Copy out the records so that each line matches the original.
══ The records ══
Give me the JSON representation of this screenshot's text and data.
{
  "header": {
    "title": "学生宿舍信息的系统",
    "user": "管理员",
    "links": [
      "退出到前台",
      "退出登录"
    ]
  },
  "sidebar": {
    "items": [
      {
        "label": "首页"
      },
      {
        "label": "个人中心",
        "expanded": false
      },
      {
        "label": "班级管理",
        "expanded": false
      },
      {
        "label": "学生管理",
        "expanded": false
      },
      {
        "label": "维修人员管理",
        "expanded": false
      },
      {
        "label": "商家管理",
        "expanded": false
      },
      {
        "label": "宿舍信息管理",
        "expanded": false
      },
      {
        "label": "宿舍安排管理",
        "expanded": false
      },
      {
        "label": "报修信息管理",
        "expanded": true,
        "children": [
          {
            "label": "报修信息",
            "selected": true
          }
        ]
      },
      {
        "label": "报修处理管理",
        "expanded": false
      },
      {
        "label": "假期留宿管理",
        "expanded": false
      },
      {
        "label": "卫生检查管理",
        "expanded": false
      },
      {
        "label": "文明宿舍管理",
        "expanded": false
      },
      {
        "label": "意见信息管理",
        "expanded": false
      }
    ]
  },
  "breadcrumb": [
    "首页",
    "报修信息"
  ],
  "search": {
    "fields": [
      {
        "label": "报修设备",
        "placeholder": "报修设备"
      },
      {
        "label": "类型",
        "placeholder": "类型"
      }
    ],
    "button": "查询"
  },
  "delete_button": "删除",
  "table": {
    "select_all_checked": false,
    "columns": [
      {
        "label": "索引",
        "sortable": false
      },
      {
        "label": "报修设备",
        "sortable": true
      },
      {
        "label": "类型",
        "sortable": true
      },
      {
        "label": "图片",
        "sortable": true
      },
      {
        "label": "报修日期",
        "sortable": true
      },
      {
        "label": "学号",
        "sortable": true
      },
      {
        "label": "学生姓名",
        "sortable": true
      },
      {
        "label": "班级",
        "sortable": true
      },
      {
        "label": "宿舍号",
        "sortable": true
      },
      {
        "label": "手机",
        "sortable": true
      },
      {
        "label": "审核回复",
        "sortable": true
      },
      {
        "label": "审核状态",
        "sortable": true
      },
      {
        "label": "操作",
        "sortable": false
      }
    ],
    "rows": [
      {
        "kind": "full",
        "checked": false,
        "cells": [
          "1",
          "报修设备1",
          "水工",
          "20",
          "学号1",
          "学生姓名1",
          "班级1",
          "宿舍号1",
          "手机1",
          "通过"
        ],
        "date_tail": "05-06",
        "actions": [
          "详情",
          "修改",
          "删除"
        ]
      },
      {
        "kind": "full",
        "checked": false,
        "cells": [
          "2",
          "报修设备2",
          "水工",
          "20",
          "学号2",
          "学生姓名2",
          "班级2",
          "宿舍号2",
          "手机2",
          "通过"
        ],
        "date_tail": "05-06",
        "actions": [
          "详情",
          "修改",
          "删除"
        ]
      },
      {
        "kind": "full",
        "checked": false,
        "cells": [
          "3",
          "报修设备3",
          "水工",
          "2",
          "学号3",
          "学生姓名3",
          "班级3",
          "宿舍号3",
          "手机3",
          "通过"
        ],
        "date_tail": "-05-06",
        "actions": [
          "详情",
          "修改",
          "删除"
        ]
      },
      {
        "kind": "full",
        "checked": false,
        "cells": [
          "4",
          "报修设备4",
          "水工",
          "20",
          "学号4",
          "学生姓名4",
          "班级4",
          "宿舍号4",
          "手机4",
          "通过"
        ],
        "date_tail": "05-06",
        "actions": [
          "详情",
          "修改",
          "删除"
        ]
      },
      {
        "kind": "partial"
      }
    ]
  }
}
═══
• Exercise answer
Give me the JSON representation of this screenshot's text and data.
{
  "header": {
    "title": "学生宿舍信息的系统",
    "user": "管理员",
    "links": [
      "退出到前台",
      "退出登录"
    ]
  },
  "sidebar": {
    "items": [
      {
        "label": "首页"
      },
      {
        "label": "个人中心",
        "expanded": false
      },
      {
        "label": "班级管理",
        "expanded": false
      },
      {
        "label": "学生管理",
        "expanded": false
      },
      {
        "label": "维修人员管理",
        "expanded": false
      },
      {
        "label": "商家管理",
        "expanded": false
      },
      {
        "label": "宿舍信息管理",
        "expanded": false
      },
      {
        "label": "宿舍安排管理",
        "expanded": false
      },
      {
        "label": "报修信息管理",
        "expanded": true,
        "children": [
          {
            "label": "报修信息",
            "selected": true
          }
        ]
      },
      {
        "label": "报修处理管理",
        "expanded": false
      },
      {
        "label": "假期留宿管理",
        "expanded": false
      },
      {
        "label": "卫生检查管理",
        "expanded": false
      },
      {
        "label": "文明宿舍管理",
        "expanded": false
      },
      {
        "label": "意见信息管理",
        "expanded": false
      }
    ]
  },
  "breadcrumb": [
    "首页",
    "报修信息"
  ],
  "search": {
    "fields": [
      {
        "label": "报修设备",
        "placeholder": "报修设备"
      },
      {
        "label": "类型",
        "placeholder": "类型"
      }
    ],
    "button": "查询"
  },
  "delete_button": "删除",
  "table": {
    "select_all_checked": false,
    "columns": [
      {
        "label": "索引",
        "sortable": false
      },
      {
        "label": "报修设备",
        "sortable": true
      },
      {
        "label": "类型",
        "sortable": true
      },
      {
        "label": "图片",
        "sortable": true
      },
      {
        "label": "报修日期",
        "sortable": true
      },
      {
        "label": "学号",
        "sortable": true
      },
      {
        "label": "学生姓名",
        "sortable": true
      },
      {
        "label": "班级",
        "sortable": true
      },
      {
        "label": "宿舍号",
        "sortable": true
      },
      {
        "label": "手机",
        "sortable": true
      },
      {
        "label": "审核回复",
        "sortable": true
      },
      {
        "label": "审核状态",
        "sortable": true
      },
      {
        "label": "操作",
        "sortable": false
      }
    ],
    "rows": [
      {
        "kind": "full",
        "checked": false,
        "cells": [
          "1",
          "报修设备1",
          "水工",
          "20",
          "学号1",
          "学生姓名1",
          "班级1",
          "宿舍号1",
          "手机1",
          "通过"
        ],
        "date_tail": "05-06",
        "actions": [
          "详情",
          "修改",
          "删除"
        ]
      },
      {
        "kind": "full",
        "checked": false,
        "cells": [
          "2",
          "报修设备2",
          "水工",
          "20",
          "学号2",
          "学生姓名2",
          "班级2",
          "宿舍号2",
          "手机2",
          "通过"
        ],
        "date_tail": "05-06",
        "actions": [
          "详情",
          "修改",
          "删除"
        ]
      },
      {
        "kind": "full",
        "checked": false,
        "cells": [
          "3",
          "报修设备3",
          "水工",
          "2",
          "学号3",
          "学生姓名3",
          "班级3",
          "宿舍号3",
          "手机3",
          "通过"
        ],
        "date_tail": "-05-06",
        "actions": [
          "详情",
          "修改",
          "删除"
        ]
      },
      {
        "kind": "full",
        "checked": false,
        "cells": [
          "4",
          "报修设备4",
          "水工",
          "20",
          "学号4",
          "学生姓名4",
          "班级4",
          "宿舍号4",
          "手机4",
          "通过"
        ],
        "date_tail": "05-06",
        "actions": [
          "详情",
          "修改",
          "删除"
        ]
      },
      {
        "kind": "partial"
      }
    ]
  }
}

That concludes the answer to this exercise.